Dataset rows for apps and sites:
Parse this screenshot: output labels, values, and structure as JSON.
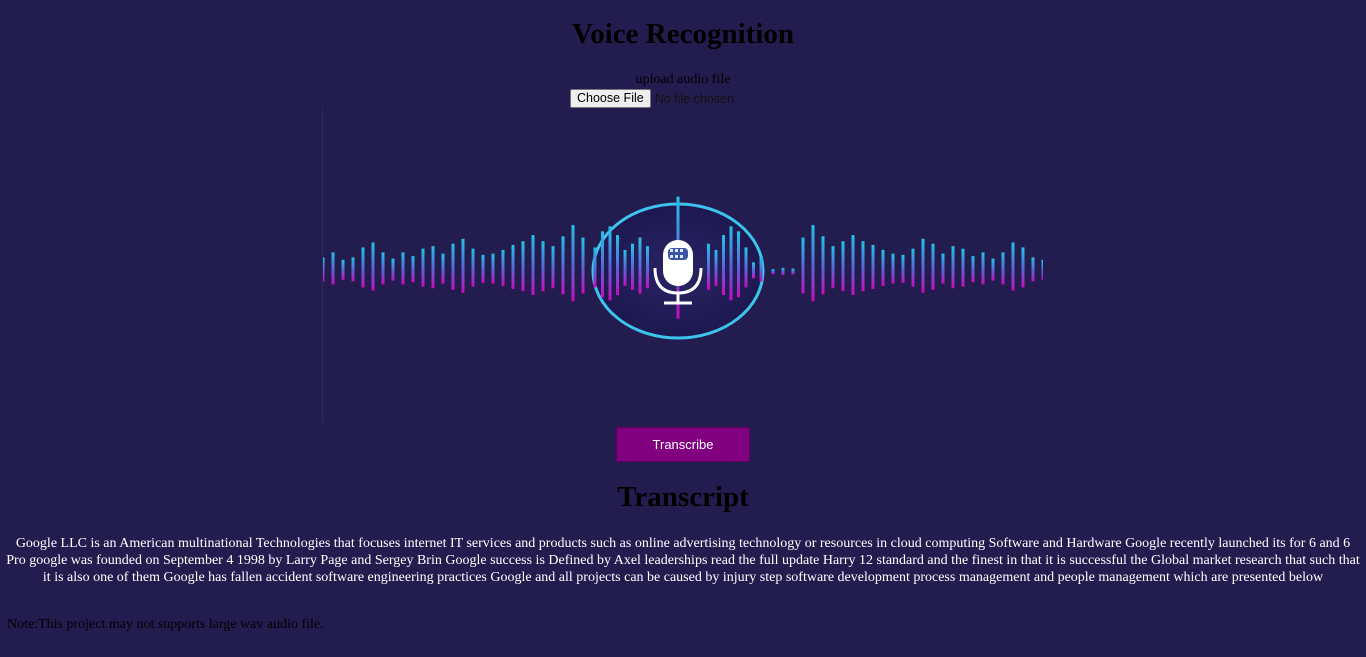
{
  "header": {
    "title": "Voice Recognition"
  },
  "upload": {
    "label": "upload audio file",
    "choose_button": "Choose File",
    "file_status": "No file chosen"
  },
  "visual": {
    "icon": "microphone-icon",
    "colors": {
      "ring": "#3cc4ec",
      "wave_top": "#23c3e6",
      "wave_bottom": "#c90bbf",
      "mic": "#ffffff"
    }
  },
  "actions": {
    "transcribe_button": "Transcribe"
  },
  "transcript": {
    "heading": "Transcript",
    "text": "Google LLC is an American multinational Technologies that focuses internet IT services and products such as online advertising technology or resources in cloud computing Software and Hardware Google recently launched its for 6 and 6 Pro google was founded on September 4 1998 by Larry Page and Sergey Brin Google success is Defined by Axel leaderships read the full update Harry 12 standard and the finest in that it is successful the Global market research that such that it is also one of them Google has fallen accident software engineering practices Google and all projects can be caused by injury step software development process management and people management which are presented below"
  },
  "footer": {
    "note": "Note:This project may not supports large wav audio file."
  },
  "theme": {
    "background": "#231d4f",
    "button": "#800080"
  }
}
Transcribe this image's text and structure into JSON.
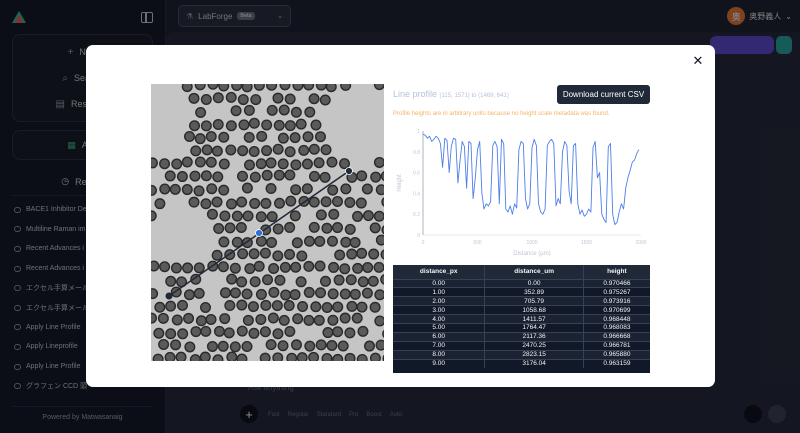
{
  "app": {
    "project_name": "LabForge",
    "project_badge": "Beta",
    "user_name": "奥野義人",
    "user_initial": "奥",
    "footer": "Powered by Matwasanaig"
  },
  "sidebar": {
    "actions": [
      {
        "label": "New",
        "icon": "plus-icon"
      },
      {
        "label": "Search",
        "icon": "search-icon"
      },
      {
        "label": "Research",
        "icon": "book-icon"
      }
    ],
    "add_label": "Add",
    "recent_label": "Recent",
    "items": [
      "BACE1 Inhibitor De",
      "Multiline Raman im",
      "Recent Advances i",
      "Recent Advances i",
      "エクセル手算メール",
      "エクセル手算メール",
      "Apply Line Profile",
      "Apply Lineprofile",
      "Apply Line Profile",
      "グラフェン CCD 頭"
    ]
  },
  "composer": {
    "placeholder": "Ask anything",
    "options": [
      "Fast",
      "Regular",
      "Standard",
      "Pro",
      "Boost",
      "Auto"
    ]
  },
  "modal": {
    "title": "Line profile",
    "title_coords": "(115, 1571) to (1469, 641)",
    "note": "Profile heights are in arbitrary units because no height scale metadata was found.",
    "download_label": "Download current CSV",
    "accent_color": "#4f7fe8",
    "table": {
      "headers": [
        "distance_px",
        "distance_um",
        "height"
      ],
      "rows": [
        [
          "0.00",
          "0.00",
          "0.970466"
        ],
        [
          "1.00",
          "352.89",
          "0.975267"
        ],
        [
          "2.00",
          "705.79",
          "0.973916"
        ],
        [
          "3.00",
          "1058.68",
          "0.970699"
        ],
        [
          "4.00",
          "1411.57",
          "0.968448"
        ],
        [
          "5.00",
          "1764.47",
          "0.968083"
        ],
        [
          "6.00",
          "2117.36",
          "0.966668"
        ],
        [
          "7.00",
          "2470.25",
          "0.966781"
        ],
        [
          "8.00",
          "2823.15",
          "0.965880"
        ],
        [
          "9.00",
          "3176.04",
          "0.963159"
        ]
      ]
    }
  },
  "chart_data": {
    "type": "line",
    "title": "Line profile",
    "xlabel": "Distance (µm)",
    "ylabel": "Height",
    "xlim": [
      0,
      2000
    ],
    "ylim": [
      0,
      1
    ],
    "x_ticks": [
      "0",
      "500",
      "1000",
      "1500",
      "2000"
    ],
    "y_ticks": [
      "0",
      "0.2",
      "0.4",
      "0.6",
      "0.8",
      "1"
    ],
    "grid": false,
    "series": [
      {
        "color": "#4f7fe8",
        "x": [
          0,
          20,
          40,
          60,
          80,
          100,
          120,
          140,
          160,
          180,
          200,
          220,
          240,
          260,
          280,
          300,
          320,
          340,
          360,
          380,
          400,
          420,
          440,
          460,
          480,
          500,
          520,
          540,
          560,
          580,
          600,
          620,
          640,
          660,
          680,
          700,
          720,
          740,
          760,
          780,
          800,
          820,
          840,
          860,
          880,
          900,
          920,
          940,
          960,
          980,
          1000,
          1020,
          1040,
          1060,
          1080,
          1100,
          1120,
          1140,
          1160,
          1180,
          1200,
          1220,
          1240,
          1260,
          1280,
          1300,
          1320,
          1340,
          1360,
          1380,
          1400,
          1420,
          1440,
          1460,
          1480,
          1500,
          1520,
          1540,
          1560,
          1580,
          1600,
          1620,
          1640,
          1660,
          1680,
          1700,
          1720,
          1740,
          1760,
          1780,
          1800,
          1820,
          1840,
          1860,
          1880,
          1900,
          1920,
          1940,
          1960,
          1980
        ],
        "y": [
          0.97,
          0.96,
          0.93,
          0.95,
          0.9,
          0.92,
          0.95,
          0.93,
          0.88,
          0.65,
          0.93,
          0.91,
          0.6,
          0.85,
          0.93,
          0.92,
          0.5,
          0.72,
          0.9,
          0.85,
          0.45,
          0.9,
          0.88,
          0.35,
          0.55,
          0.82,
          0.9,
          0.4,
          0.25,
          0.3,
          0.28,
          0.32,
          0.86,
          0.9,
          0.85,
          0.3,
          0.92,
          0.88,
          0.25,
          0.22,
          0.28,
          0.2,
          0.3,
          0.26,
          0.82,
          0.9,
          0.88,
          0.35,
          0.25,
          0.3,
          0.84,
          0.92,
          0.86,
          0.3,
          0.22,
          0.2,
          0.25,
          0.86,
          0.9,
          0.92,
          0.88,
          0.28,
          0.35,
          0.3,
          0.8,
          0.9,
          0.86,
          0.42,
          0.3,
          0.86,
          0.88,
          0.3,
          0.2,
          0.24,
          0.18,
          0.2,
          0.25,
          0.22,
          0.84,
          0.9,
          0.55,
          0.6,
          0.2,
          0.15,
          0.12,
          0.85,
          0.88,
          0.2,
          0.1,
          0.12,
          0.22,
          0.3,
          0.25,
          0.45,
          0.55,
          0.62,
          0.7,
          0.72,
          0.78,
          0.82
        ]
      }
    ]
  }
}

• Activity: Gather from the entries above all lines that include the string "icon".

• Written solution:
    "icon": "microphone-icon",
        "icon": "plus-icon"
        "icon": "search-icon"
        "icon": "book-icon"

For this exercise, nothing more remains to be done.